- EXERCISE OBJECTIVE
Go through the data and report each line that holds the string "icon".

Start of RECORDS TO PROCESS

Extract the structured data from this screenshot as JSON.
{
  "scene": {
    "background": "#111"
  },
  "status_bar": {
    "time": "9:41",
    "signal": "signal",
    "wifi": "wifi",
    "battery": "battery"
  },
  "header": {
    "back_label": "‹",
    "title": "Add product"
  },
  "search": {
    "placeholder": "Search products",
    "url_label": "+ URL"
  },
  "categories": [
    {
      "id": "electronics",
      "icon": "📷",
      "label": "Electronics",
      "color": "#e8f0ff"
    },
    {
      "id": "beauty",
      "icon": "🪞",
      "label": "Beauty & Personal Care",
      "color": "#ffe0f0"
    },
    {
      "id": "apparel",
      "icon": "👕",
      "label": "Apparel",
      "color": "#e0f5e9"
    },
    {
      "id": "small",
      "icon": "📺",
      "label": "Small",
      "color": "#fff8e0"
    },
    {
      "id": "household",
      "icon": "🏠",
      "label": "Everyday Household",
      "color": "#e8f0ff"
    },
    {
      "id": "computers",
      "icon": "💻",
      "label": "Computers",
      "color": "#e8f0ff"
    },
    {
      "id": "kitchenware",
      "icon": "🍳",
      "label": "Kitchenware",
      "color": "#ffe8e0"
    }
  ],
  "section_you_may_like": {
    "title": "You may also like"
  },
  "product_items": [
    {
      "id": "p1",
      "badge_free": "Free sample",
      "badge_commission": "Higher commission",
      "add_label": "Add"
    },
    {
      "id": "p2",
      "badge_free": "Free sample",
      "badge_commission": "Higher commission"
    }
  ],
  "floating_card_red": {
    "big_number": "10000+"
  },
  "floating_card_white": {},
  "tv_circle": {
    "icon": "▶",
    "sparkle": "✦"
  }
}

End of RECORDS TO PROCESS

- ANSWER BELOW
      "icon": "📷",
      "icon": "🪞",
      "icon": "👕",
      "icon": "📺",
      "icon": "🏠",
      "icon": "💻",
      "icon": "🍳",
    "icon": "▶",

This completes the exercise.